Studying Pharmacy in Cardiff
What will it be like?
What will it be like studying Pharmacy in Cardiff? The answer to that question comes in several parts. First there is the feel of the place; not just the physical environment but also the sense of the place. Ours is a long-established school of pharmacy. It opened in 1919 and has developed and expanded continuously since then. (A timeline is shown elsewhere on this web-site). Our students tell us that they are aware and proud of this heritage and are determined to be a credit to the School and the generations of pharmacy graduates who have gone before them, as much as to themselves. Our School today is at the forefront of pharmaceutical science and developments in pharmacy practice and its graduates are among the best-prepared in the World for their exciting future careers in healthcare, in research, in the pharmaceutical industry and in closely-related fields.
Teaching, learning and assessment
As you progress through your degree we will raise our expectations of the depth and breadth of your studies. Our overall objective is to encourage you to become an independent learner, able to undertake and understand new challenges in the use of medicines and in healthcare, and to respond to them effectively. You can expect the teaching staff to help you to achieve this independence. We cannot learn for you, but it is our responsibility to help you learn.

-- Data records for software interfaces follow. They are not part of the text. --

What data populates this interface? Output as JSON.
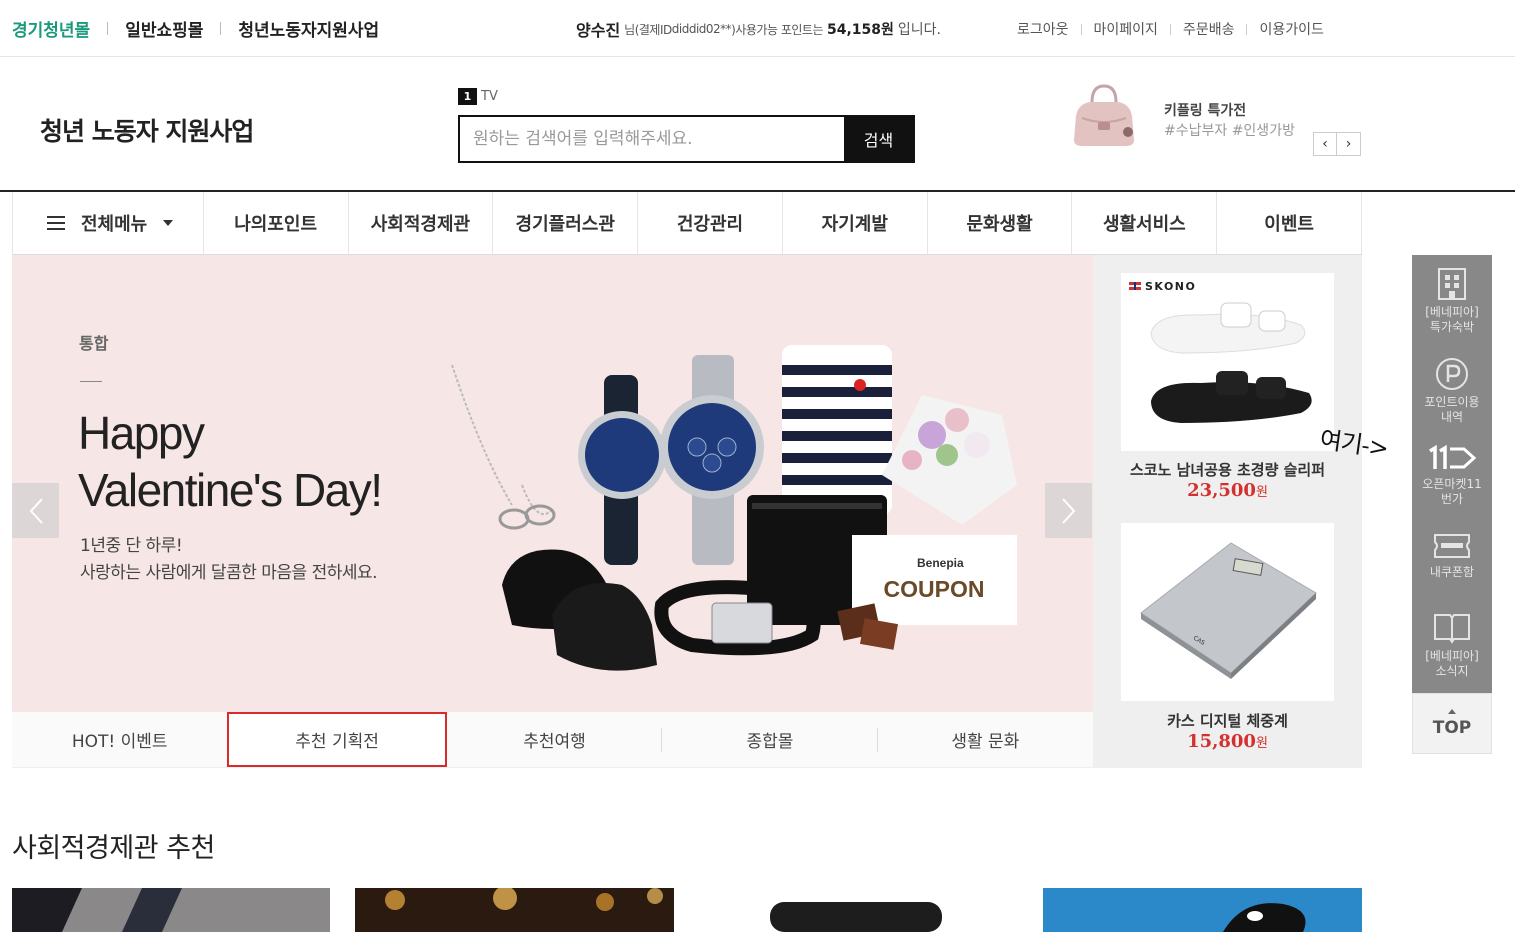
{
  "top_bar": {
    "mall_links": [
      "경기청년몰",
      "일반쇼핑몰",
      "청년노동자지원사업"
    ],
    "user_name": "양수진",
    "user_prefix": "님(결제ID",
    "user_id": "diddid02**",
    "user_mid": ")사용가능 포인트는",
    "points": "54,158원",
    "points_suffix": "입니다.",
    "util_links": [
      "로그아웃",
      "마이페이지",
      "주문배송",
      "이용가이드"
    ]
  },
  "header": {
    "logo": "청년 노동자 지원사업",
    "tv_rank": "1",
    "tv_label": "TV",
    "search_placeholder": "원하는 검색어를 입력해주세요.",
    "search_button": "검색",
    "promo_title": "키플링 특가전",
    "promo_tags": "#수납부자 #인생가방"
  },
  "nav": {
    "all_menu": "전체메뉴",
    "items": [
      "나의포인트",
      "사회적경제관",
      "경기플러스관",
      "건강관리",
      "자기계발",
      "문화생활",
      "생활서비스",
      "이벤트"
    ]
  },
  "hero": {
    "tag": "통합",
    "title_line1": "Happy",
    "title_line2": "Valentine's Day!",
    "sub_line1": "1년중 단 하루!",
    "sub_line2": "사랑하는 사람에게 달콤한 마음을 전하세요.",
    "coupon_brand": "Benepia",
    "coupon_text": "COUPON"
  },
  "banner_tabs": {
    "items": [
      "HOT! 이벤트",
      "추천 기획전",
      "추천여행",
      "종합몰",
      "생활 문화"
    ],
    "active_index": 1
  },
  "products": [
    {
      "brand": "SKONO",
      "name": "스코노 남녀공용 초경량 슬리퍼",
      "price": "23,500",
      "unit": "원"
    },
    {
      "brand": "CAS",
      "name": "카스 디지털 체중계",
      "price": "15,800",
      "unit": "원"
    }
  ],
  "quick_menu": {
    "items": [
      "[베네피아]\n특가숙박",
      "포인트이용\n내역",
      "오픈마켓11\n번가",
      "내쿠폰함",
      "[베네피아]\n소식지"
    ],
    "top": "TOP",
    "annotation": "여기->"
  },
  "section": {
    "title": "사회적경제관 추천"
  },
  "colors": {
    "brand_green": "#1a9a7a",
    "price_red": "#d4302f",
    "active_tab_border": "#d92b2b",
    "hero_bg": "#f7e6e6"
  }
}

You will be taught, learn and assessed through a combination of lectures, practical classes, workshops, practice placements and seminars, complemented by individual and group assignments and, of course, your own private study. Study will become more demanding as you progress. Teaching is organised in modules, over two semesters (Autumn: 14 weeks and Spring: 17 weeks) in each of which there are 11 teaching weeks; the remainder being reading or examination weeks. Christmas, Easter and summer vacations are not affected by the semester system. Key dates for the current academic year are given here. Our teaching is supported by a substantial reliance on web-based and other learning resources, to which you will have access throughout your studies. We make use of the Blackboard ‘virtual learning environment'. Your progress in each module will be assessed during and at the end of the semester(s) in which it is taught. Most modules include formative assessments (assessments which do not count towards your module mark) which are intended to assist your understanding and to provide you and your tutors with an indication of your progress. Methods of summative assessment (assessments which count towards your module mark) are varied; essay assignments, multiple-choice question examinations, conventional written examinations, assessed presentations and practical/skills tests are all used as appropriate.
The personal tutor system is a central part of student support within the Cardiff School of Pharmacy and Pharmaceutical Sciences. The role of the personal tutor is to monitor academic progress and to provide feedback and advice to tutees. Tutors also provide personal support, acting as the first point of contact and a gateway to the student support services provided by the University and the Students’ Union. Each student is assigned a deputy as well as a main personal tutor, so that if the main tutor is unavailable –perhaps overseas at a scientific conference – they may see the deputy. The tutor system acts in parallel with the Welsh Pharmaceutical Students Association (WPSA) ‘big brother/sister’ scheme, wherein each Year 1 student is looked after by a student who is further on in the programme.
Personal development plan
Each student is supported to prepare and maintain a computer-generated personal development plan (PDP), incorporating a record of experience and achievement. The PDP helps the personal tutor to monitor the student’s academic and extra-curricular achievements. It assists the student in preparing a CV and keeping it up to date and it assists the personal tutor in preparing references for summer jobs or post-graduation employment. Maintaining a PDP is also good preparation for keeping up to date and moving your career on once you are a pharmacist. Showing evidence of continuing professional development is a legal requirement upon healthcare professionals, including pharmacists.